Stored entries
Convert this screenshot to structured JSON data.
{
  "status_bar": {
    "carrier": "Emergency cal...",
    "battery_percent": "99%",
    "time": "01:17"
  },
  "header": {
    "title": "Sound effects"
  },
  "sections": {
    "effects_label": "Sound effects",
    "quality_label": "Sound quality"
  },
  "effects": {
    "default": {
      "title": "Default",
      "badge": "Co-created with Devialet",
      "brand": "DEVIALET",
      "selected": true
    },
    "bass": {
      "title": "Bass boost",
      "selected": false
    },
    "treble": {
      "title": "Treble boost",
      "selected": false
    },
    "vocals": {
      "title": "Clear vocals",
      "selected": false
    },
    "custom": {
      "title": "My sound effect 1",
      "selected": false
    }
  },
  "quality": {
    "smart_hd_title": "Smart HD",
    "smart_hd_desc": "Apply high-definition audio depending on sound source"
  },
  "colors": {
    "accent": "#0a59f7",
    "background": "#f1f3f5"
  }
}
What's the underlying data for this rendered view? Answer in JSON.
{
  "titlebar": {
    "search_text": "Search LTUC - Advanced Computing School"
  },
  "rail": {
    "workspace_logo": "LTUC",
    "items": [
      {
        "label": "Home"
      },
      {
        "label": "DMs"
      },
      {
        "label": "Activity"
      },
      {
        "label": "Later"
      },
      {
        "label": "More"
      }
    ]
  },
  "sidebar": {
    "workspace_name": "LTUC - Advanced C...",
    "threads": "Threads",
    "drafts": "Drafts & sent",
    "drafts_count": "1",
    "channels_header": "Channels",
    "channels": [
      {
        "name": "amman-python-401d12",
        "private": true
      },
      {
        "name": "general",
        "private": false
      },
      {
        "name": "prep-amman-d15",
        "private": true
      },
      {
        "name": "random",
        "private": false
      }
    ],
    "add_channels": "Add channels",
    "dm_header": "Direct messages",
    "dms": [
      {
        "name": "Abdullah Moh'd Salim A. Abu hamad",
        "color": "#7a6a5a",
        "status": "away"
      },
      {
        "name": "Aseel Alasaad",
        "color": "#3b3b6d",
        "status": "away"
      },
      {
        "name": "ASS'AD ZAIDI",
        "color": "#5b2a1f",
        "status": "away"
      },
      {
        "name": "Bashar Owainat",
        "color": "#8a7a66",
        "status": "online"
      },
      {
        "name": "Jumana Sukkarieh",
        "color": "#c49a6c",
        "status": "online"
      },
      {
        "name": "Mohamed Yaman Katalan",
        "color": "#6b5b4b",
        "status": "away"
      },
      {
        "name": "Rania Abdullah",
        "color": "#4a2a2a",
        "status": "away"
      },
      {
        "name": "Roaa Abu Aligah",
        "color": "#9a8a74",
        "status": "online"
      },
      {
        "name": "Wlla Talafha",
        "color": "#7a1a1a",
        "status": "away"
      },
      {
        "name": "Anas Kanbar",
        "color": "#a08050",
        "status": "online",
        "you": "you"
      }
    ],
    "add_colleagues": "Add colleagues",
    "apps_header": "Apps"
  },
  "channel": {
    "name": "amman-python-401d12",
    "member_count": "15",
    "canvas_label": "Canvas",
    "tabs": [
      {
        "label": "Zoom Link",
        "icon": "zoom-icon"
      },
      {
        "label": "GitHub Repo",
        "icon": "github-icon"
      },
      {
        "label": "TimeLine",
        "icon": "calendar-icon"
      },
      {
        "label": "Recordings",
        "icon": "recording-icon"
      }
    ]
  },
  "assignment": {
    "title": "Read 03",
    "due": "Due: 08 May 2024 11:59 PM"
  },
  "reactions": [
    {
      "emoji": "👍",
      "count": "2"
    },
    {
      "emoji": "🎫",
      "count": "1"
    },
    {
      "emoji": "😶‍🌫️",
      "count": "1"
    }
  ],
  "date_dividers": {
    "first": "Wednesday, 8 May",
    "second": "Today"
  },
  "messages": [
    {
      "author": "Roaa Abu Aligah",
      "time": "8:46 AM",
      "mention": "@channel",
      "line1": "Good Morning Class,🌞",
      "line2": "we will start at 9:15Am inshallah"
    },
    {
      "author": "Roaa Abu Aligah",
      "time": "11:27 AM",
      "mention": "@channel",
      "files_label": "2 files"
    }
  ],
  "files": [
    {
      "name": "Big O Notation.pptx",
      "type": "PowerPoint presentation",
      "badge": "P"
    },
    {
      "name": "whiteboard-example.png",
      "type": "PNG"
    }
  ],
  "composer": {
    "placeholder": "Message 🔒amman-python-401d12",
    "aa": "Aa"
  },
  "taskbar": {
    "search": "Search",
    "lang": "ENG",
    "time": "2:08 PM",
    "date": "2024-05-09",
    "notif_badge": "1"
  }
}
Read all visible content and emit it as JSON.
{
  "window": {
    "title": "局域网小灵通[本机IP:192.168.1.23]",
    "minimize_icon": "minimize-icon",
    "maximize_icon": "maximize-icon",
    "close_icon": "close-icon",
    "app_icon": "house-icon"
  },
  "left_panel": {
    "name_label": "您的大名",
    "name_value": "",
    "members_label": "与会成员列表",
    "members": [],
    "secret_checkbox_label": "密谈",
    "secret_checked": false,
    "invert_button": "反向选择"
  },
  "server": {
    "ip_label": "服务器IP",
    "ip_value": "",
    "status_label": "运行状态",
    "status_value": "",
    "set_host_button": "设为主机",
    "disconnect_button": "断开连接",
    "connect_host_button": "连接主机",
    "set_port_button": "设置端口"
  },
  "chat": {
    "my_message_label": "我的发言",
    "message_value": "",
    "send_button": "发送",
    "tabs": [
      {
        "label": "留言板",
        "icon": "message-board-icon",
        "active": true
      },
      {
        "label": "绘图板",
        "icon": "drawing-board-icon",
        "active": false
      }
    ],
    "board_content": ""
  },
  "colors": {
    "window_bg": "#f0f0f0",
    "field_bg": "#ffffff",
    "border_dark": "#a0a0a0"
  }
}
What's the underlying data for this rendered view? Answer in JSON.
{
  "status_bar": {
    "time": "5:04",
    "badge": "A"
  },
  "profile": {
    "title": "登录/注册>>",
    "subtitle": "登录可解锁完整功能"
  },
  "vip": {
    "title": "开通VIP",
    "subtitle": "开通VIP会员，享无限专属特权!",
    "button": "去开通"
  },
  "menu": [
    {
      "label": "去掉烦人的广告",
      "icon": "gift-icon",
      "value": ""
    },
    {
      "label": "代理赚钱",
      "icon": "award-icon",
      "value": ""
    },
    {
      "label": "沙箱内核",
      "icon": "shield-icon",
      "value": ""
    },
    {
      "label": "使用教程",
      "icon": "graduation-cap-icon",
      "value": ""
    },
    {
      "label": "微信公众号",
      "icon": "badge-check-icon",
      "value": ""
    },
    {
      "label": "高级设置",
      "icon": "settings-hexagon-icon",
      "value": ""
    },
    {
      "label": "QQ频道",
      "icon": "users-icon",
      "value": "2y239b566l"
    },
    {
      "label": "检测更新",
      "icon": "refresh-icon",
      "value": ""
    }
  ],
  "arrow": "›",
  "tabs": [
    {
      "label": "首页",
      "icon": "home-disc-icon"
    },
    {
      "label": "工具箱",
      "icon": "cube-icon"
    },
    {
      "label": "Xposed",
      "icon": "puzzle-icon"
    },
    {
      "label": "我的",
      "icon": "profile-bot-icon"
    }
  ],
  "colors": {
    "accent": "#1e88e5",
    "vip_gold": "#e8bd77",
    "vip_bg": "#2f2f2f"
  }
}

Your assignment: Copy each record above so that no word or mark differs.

Output for this exercise:
Convert this screenshot to structured JSON data.
{
  "status_bar": {
    "carrier": "Emergency cal...",
    "battery_percent": "99%",
    "time": "01:17"
  },
  "header": {
    "title": "Sound effects"
  },
  "sections": {
    "effects_label": "Sound effects",
    "quality_label": "Sound quality"
  },
  "effects": {
    "default": {
      "title": "Default",
      "badge": "Co-created with Devialet",
      "brand": "DEVIALET",
      "selected": true
    },
    "bass": {
      "title": "Bass boost",
      "selected": false
    },
    "treble": {
      "title": "Treble boost",
      "selected": false
    },
    "vocals": {
      "title": "Clear vocals",
      "selected": false
    },
    "custom": {
      "title": "My sound effect 1",
      "selected": false
    }
  },
  "quality": {
    "smart_hd_title": "Smart HD",
    "smart_hd_desc": "Apply high-definition audio depending on sound source"
  },
  "colors": {
    "accent": "#0a59f7",
    "background": "#f1f3f5"
  }
}
What's the underlying data for this rendered view? Answer in JSON.
{
  "titlebar": {
    "search_text": "Search LTUC - Advanced Computing School"
  },
  "rail": {
    "workspace_logo": "LTUC",
    "items": [
      {
        "label": "Home"
      },
      {
        "label": "DMs"
      },
      {
        "label": "Activity"
      },
      {
        "label": "Later"
      },
      {
        "label": "More"
      }
    ]
  },
  "sidebar": {
    "workspace_name": "LTUC - Advanced C...",
    "threads": "Threads",
    "drafts": "Drafts & sent",
    "drafts_count": "1",
    "channels_header": "Channels",
    "channels": [
      {
        "name": "amman-python-401d12",
        "private": true
      },
      {
        "name": "general",
        "private": false
      },
      {
        "name": "prep-amman-d15",
        "private": true
      },
      {
        "name": "random",
        "private": false
      }
    ],
    "add_channels": "Add channels",
    "dm_header": "Direct messages",
    "dms": [
      {
        "name": "Abdullah Moh'd Salim A. Abu hamad",
        "color": "#7a6a5a",
        "status": "away"
      },
      {
        "name": "Aseel Alasaad",
        "color": "#3b3b6d",
        "status": "away"
      },
      {
        "name": "ASS'AD ZAIDI",
        "color": "#5b2a1f",
        "status": "away"
      },
      {
        "name": "Bashar Owainat",
        "color": "#8a7a66",
        "status": "online"
      },
      {
        "name": "Jumana Sukkarieh",
        "color": "#c49a6c",
        "status": "online"
      },
      {
        "name": "Mohamed Yaman Katalan",
        "color": "#6b5b4b",
        "status": "away"
      },
      {
        "name": "Rania Abdullah",
        "color": "#4a2a2a",
        "status": "away"
      },
      {
        "name": "Roaa Abu Aligah",
        "color": "#9a8a74",
        "status": "online"
      },
      {
        "name": "Wlla Talafha",
        "color": "#7a1a1a",
        "status": "away"
      },
      {
        "name": "Anas Kanbar",
        "color": "#a08050",
        "status": "online",
        "you": "you"
      }
    ],
    "add_colleagues": "Add colleagues",
    "apps_header": "Apps"
  },
  "channel": {
    "name": "amman-python-401d12",
    "member_count": "15",
    "canvas_label": "Canvas",
    "tabs": [
      {
        "label": "Zoom Link",
        "icon": "zoom-icon"
      },
      {
        "label": "GitHub Repo",
        "icon": "github-icon"
      },
      {
        "label": "TimeLine",
        "icon": "calendar-icon"
      },
      {
        "label": "Recordings",
        "icon": "recording-icon"
      }
    ]
  },
  "assignment": {
    "title": "Read 03",
    "due": "Due: 08 May 2024 11:59 PM"
  },
  "reactions": [
    {
      "emoji": "👍",
      "count": "2"
    },
    {
      "emoji": "🎫",
      "count": "1"
    },
    {
      "emoji": "😶‍🌫️",
      "count": "1"
    }
  ],
  "date_dividers": {
    "first": "Wednesday, 8 May",
    "second": "Today"
  },
  "messages": [
    {
      "author": "Roaa Abu Aligah",
      "time": "8:46 AM",
      "mention": "@channel",
      "line1": "Good Morning Class,🌞",
      "line2": "we will start at 9:15Am inshallah"
    },
    {
      "author": "Roaa Abu Aligah",
      "time": "11:27 AM",
      "mention": "@channel",
      "files_label": "2 files"
    }
  ],
  "files": [
    {
      "name": "Big O Notation.pptx",
      "type": "PowerPoint presentation",
      "badge": "P"
    },
    {
      "name": "whiteboard-example.png",
      "type": "PNG"
    }
  ],
  "composer": {
    "placeholder": "Message 🔒amman-python-401d12",
    "aa": "Aa"
  },
  "taskbar": {
    "search": "Search",
    "lang": "ENG",
    "time": "2:08 PM",
    "date": "2024-05-09",
    "notif_badge": "1"
  }
}
Read all visible content and emit it as JSON.
{
  "window": {
    "title": "局域网小灵通[本机IP:192.168.1.23]",
    "minimize_icon": "minimize-icon",
    "maximize_icon": "maximize-icon",
    "close_icon": "close-icon",
    "app_icon": "house-icon"
  },
  "left_panel": {
    "name_label": "您的大名",
    "name_value": "",
    "members_label": "与会成员列表",
    "members": [],
    "secret_checkbox_label": "密谈",
    "secret_checked": false,
    "invert_button": "反向选择"
  },
  "server": {
    "ip_label": "服务器IP",
    "ip_value": "",
    "status_label": "运行状态",
    "status_value": "",
    "set_host_button": "设为主机",
    "disconnect_button": "断开连接",
    "connect_host_button": "连接主机",
    "set_port_button": "设置端口"
  },
  "chat": {
    "my_message_label": "我的发言",
    "message_value": "",
    "send_button": "发送",
    "tabs": [
      {
        "label": "留言板",
        "icon": "message-board-icon",
        "active": true
      },
      {
        "label": "绘图板",
        "icon": "drawing-board-icon",
        "active": false
      }
    ],
    "board_content": ""
  },
  "colors": {
    "window_bg": "#f0f0f0",
    "field_bg": "#ffffff",
    "border_dark": "#a0a0a0"
  }
}
What's the underlying data for this rendered view? Answer in JSON.
{
  "status_bar": {
    "time": "5:04",
    "badge": "A"
  },
  "profile": {
    "title": "登录/注册>>",
    "subtitle": "登录可解锁完整功能"
  },
  "vip": {
    "title": "开通VIP",
    "subtitle": "开通VIP会员，享无限专属特权!",
    "button": "去开通"
  },
  "menu": [
    {
      "label": "去掉烦人的广告",
      "icon": "gift-icon",
      "value": ""
    },
    {
      "label": "代理赚钱",
      "icon": "award-icon",
      "value": ""
    },
    {
      "label": "沙箱内核",
      "icon": "shield-icon",
      "value": ""
    },
    {
      "label": "使用教程",
      "icon": "graduation-cap-icon",
      "value": ""
    },
    {
      "label": "微信公众号",
      "icon": "badge-check-icon",
      "value": ""
    },
    {
      "label": "高级设置",
      "icon": "settings-hexagon-icon",
      "value": ""
    },
    {
      "label": "QQ频道",
      "icon": "users-icon",
      "value": "2y239b566l"
    },
    {
      "label": "检测更新",
      "icon": "refresh-icon",
      "value": ""
    }
  ],
  "arrow": "›",
  "tabs": [
    {
      "label": "首页",
      "icon": "home-disc-icon"
    },
    {
      "label": "工具箱",
      "icon": "cube-icon"
    },
    {
      "label": "Xposed",
      "icon": "puzzle-icon"
    },
    {
      "label": "我的",
      "icon": "profile-bot-icon"
    }
  ],
  "colors": {
    "accent": "#1e88e5",
    "vip_gold": "#e8bd77",
    "vip_bg": "#2f2f2f"
  }
}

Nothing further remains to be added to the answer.